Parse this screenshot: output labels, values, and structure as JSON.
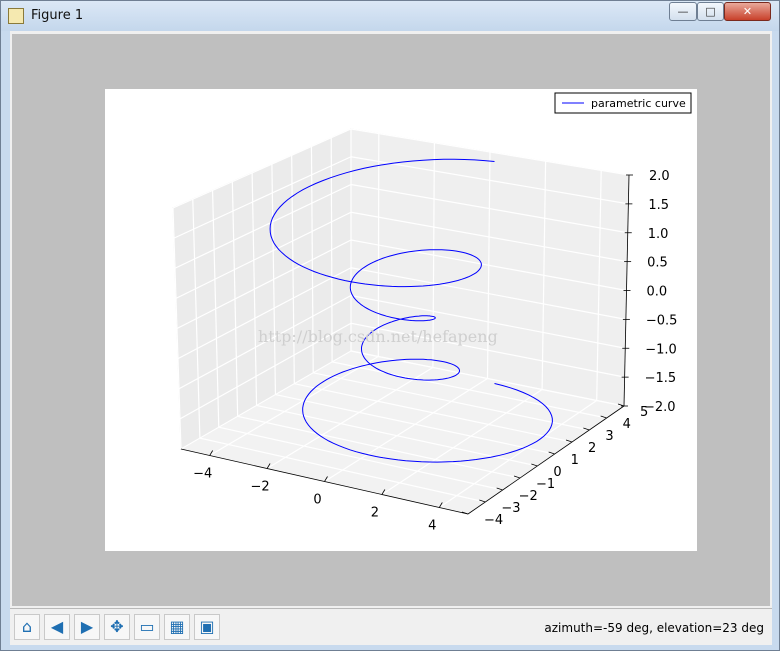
{
  "window": {
    "title": "Figure 1",
    "controls": {
      "minimize": "—",
      "maximize": "□",
      "close": "✕"
    }
  },
  "toolbar": {
    "buttons": [
      {
        "name": "home",
        "icon": "home-icon",
        "glyph": "⌂"
      },
      {
        "name": "back",
        "icon": "back-arrow-icon",
        "glyph": "◀"
      },
      {
        "name": "forward",
        "icon": "forward-arrow-icon",
        "glyph": "▶"
      },
      {
        "name": "pan",
        "icon": "pan-move-icon",
        "glyph": "✥"
      },
      {
        "name": "zoom",
        "icon": "zoom-rect-icon",
        "glyph": "▭"
      },
      {
        "name": "subplots",
        "icon": "subplots-config-icon",
        "glyph": "▦"
      },
      {
        "name": "save",
        "icon": "save-floppy-icon",
        "glyph": "▣"
      }
    ],
    "status": "azimuth=-59 deg, elevation=23 deg"
  },
  "watermark": "http://blog.csdn.net/hefapeng",
  "colors": {
    "line": "#0000ff",
    "pane": "#ebebeb",
    "plot_bg": "#bfbfbf",
    "figure_bg": "#ffffff"
  },
  "chart_data": {
    "type": "line",
    "projection": "3d",
    "view": {
      "azimuth": -59,
      "elevation": 23
    },
    "legend": {
      "entries": [
        "parametric curve"
      ],
      "placement": "top-right"
    },
    "xticks": [
      "−4",
      "−2",
      "0",
      "2",
      "4"
    ],
    "yticks": [
      "−4",
      "−3",
      "−2",
      "−1",
      "0",
      "1",
      "2",
      "3",
      "4",
      "5"
    ],
    "zticks": [
      "2.0",
      "1.5",
      "1.0",
      "0.5",
      "0.0",
      "−0.5",
      "−1.0",
      "−1.5",
      "−2.0"
    ],
    "xlim": [
      -5,
      5
    ],
    "ylim": [
      -4,
      5
    ],
    "zlim": [
      -2,
      2
    ],
    "grid": true,
    "series": [
      {
        "name": "parametric curve",
        "param": "theta in [-4*pi, 4*pi], z in [-2, 2], r = z^2 + 1, x = r*sin(theta), y = r*cos(theta)",
        "points": 100
      }
    ]
  }
}
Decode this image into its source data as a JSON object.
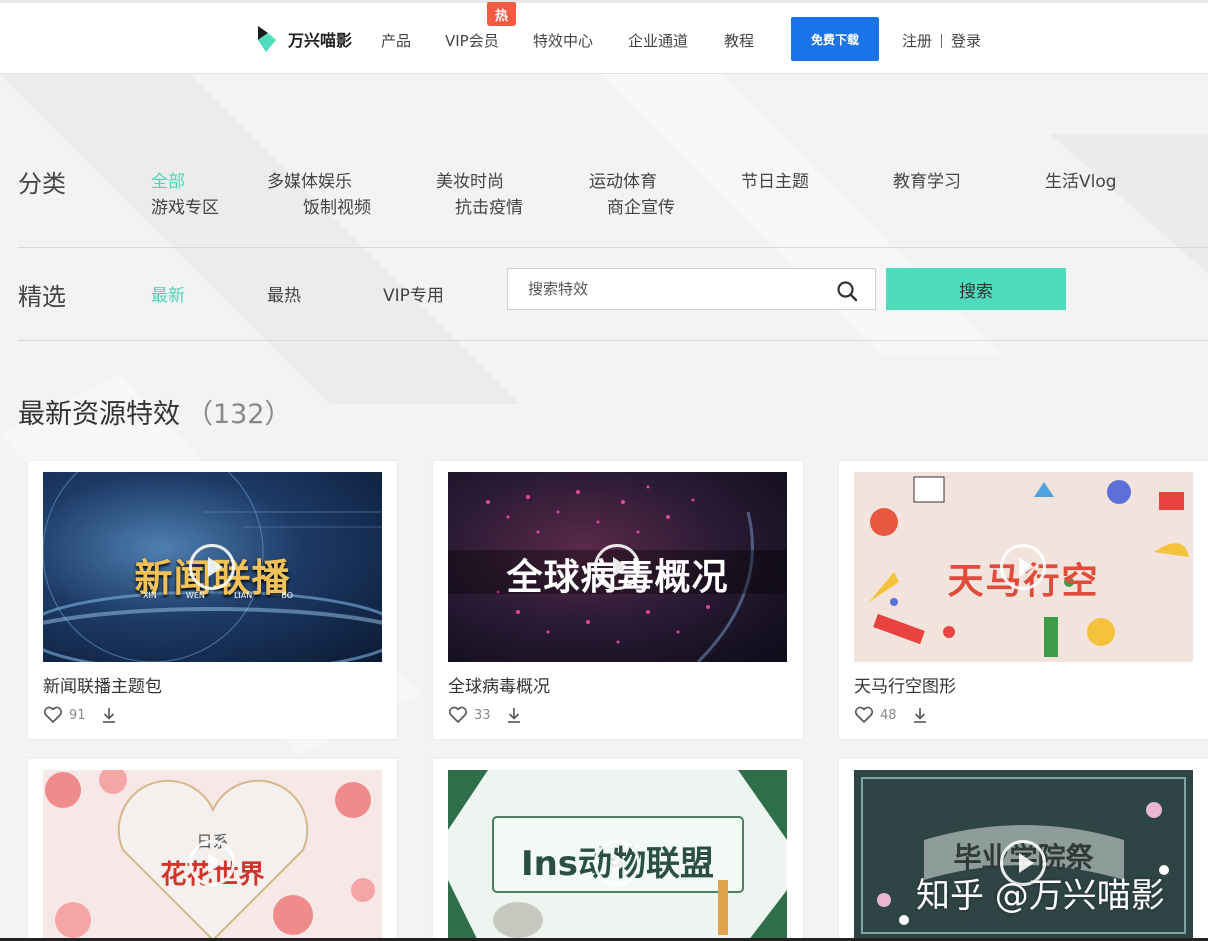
{
  "header": {
    "brand": "万兴喵影",
    "nav": [
      "产品",
      "VIP会员",
      "特效中心",
      "企业通道",
      "教程"
    ],
    "hot_badge": "热",
    "download_label": "免费下载",
    "register": "注册",
    "login": "登录"
  },
  "filters": {
    "category_label": "分类",
    "categories": [
      "全部",
      "多媒体娱乐",
      "美妆时尚",
      "运动体育",
      "节日主题",
      "教育学习",
      "生活Vlog",
      "游戏专区",
      "饭制视频",
      "抗击疫情",
      "商企宣传"
    ],
    "pick_label": "精选",
    "picks": [
      "最新",
      "最热",
      "VIP专用"
    ],
    "search_placeholder": "搜索特效",
    "search_button": "搜索"
  },
  "section": {
    "title": "最新资源特效",
    "count": "（132）"
  },
  "cards": [
    {
      "name": "新闻联播主题包",
      "likes": "91",
      "thumb_title": "新闻联播",
      "thumb_sub": [
        "XIN",
        "WEN",
        "LIAN",
        "BO"
      ]
    },
    {
      "name": "全球病毒概况",
      "likes": "33",
      "thumb_title": "全球病毒概况"
    },
    {
      "name": "天马行空图形",
      "likes": "48",
      "thumb_title": "天马行空"
    },
    {
      "name": "",
      "thumb_title": "花花世界",
      "thumb_sub": "日系"
    },
    {
      "name": "",
      "thumb_title": "Ins动物联盟"
    },
    {
      "name": "",
      "thumb_title": "毕业学院祭"
    }
  ],
  "watermark": "知乎 @万兴喵影",
  "colors": {
    "accent": "#4cd6b4",
    "download": "#1a73e8",
    "hot": "#f25a43",
    "search_btn": "#4fdcbc"
  }
}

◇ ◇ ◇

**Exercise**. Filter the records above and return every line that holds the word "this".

**Answer**.
Parse this screenshot: output labels, values, and structure as JSON.
Decode this image into its source data as a JSON object.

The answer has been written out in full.